--- Task statement ---
Restate the entries below in full, exactly as they read, but without pictures.

--- Collected data ---

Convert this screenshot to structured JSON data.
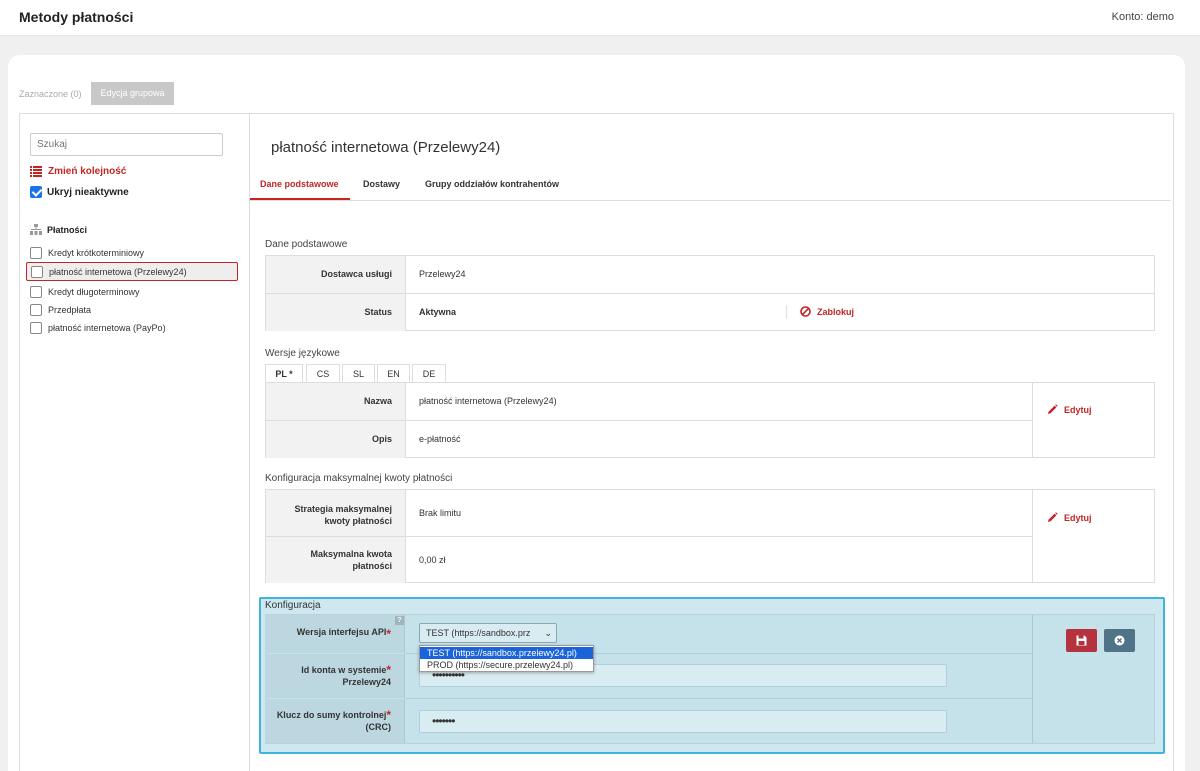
{
  "header": {
    "title": "Metody płatności",
    "account": "Konto: demo"
  },
  "toolbar": {
    "selected": "Zaznaczone (0)",
    "group_edit": "Edycja grupowa"
  },
  "sidebar": {
    "search_placeholder": "Szukaj",
    "reorder": "Zmień kolejność",
    "hide_inactive": "Ukryj nieaktywne",
    "root": "Płatności",
    "items": [
      {
        "label": "Kredyt krótkoterminiowy"
      },
      {
        "label": "płatność internetowa (Przelewy24)"
      },
      {
        "label": "Kredyt długoterminowy"
      },
      {
        "label": "Przedpłata"
      },
      {
        "label": "płatność internetowa (PayPo)"
      }
    ]
  },
  "main": {
    "title": "płatność internetowa (Przelewy24)",
    "tabs": [
      "Dane podstawowe",
      "Dostawy",
      "Grupy oddziałów kontrahentów"
    ],
    "basic": {
      "section": "Dane podstawowe",
      "provider_label": "Dostawca usługi",
      "provider_value": "Przelewy24",
      "status_label": "Status",
      "status_value": "Aktywna",
      "block": "Zablokuj"
    },
    "lang": {
      "section": "Wersje językowe",
      "tabs": [
        "PL *",
        "CS",
        "SL",
        "EN",
        "DE"
      ],
      "name_label": "Nazwa",
      "name_value": "płatność internetowa (Przelewy24)",
      "desc_label": "Opis",
      "desc_value": "e-płatność",
      "edit": "Edytuj"
    },
    "limit": {
      "section": "Konfiguracja maksymalnej kwoty płatności",
      "strategy_label_1": "Strategia maksymalnej",
      "strategy_label_2": "kwoty płatności",
      "strategy_value": "Brak limitu",
      "max_label_1": "Maksymalna kwota",
      "max_label_2": "płatności",
      "max_value": "0,00 zł",
      "edit": "Edytuj"
    },
    "config": {
      "section": "Konfiguracja",
      "api_label": "Wersja interfejsu API",
      "api_selected": "TEST (https://sandbox.prz",
      "api_options": [
        "TEST (https://sandbox.przelewy24.pl)",
        "PROD (https://secure.przelewy24.pl)"
      ],
      "account_label_1": "Id konta w systemie",
      "account_label_2": "Przelewy24",
      "account_value": "••••••••••",
      "crc_label_1": "Klucz do sumy kontrolnej",
      "crc_label_2": "(CRC)",
      "crc_value": "•••••••",
      "help": "?"
    }
  },
  "colors": {
    "accent": "#c32525",
    "config_border": "#3fb4dc",
    "config_bg": "#cfe7ef"
  }
}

--- Solution below ---
Convert this screenshot to structured JSON data.
{
  "header": {
    "title": "Metody płatności",
    "account": "Konto: demo"
  },
  "toolbar": {
    "selected": "Zaznaczone (0)",
    "group_edit": "Edycja grupowa"
  },
  "sidebar": {
    "search_placeholder": "Szukaj",
    "reorder": "Zmień kolejność",
    "hide_inactive": "Ukryj nieaktywne",
    "root": "Płatności",
    "items": [
      {
        "label": "Kredyt krótkoterminiowy"
      },
      {
        "label": "płatność internetowa (Przelewy24)"
      },
      {
        "label": "Kredyt długoterminowy"
      },
      {
        "label": "Przedpłata"
      },
      {
        "label": "płatność internetowa (PayPo)"
      }
    ]
  },
  "main": {
    "title": "płatność internetowa (Przelewy24)",
    "tabs": [
      "Dane podstawowe",
      "Dostawy",
      "Grupy oddziałów kontrahentów"
    ],
    "basic": {
      "section": "Dane podstawowe",
      "provider_label": "Dostawca usługi",
      "provider_value": "Przelewy24",
      "status_label": "Status",
      "status_value": "Aktywna",
      "block": "Zablokuj"
    },
    "lang": {
      "section": "Wersje językowe",
      "tabs": [
        "PL *",
        "CS",
        "SL",
        "EN",
        "DE"
      ],
      "name_label": "Nazwa",
      "name_value": "płatność internetowa (Przelewy24)",
      "desc_label": "Opis",
      "desc_value": "e-płatność",
      "edit": "Edytuj"
    },
    "limit": {
      "section": "Konfiguracja maksymalnej kwoty płatności",
      "strategy_label_1": "Strategia maksymalnej",
      "strategy_label_2": "kwoty płatności",
      "strategy_value": "Brak limitu",
      "max_label_1": "Maksymalna kwota",
      "max_label_2": "płatności",
      "max_value": "0,00 zł",
      "edit": "Edytuj"
    },
    "config": {
      "section": "Konfiguracja",
      "api_label": "Wersja interfejsu API",
      "api_selected": "TEST (https://sandbox.prz",
      "api_options": [
        "TEST (https://sandbox.przelewy24.pl)",
        "PROD (https://secure.przelewy24.pl)"
      ],
      "account_label_1": "Id konta w systemie",
      "account_label_2": "Przelewy24",
      "account_value": "••••••••••",
      "crc_label_1": "Klucz do sumy kontrolnej",
      "crc_label_2": "(CRC)",
      "crc_value": "•••••••",
      "help": "?"
    }
  },
  "colors": {
    "accent": "#c32525",
    "config_border": "#3fb4dc",
    "config_bg": "#cfe7ef"
  }
}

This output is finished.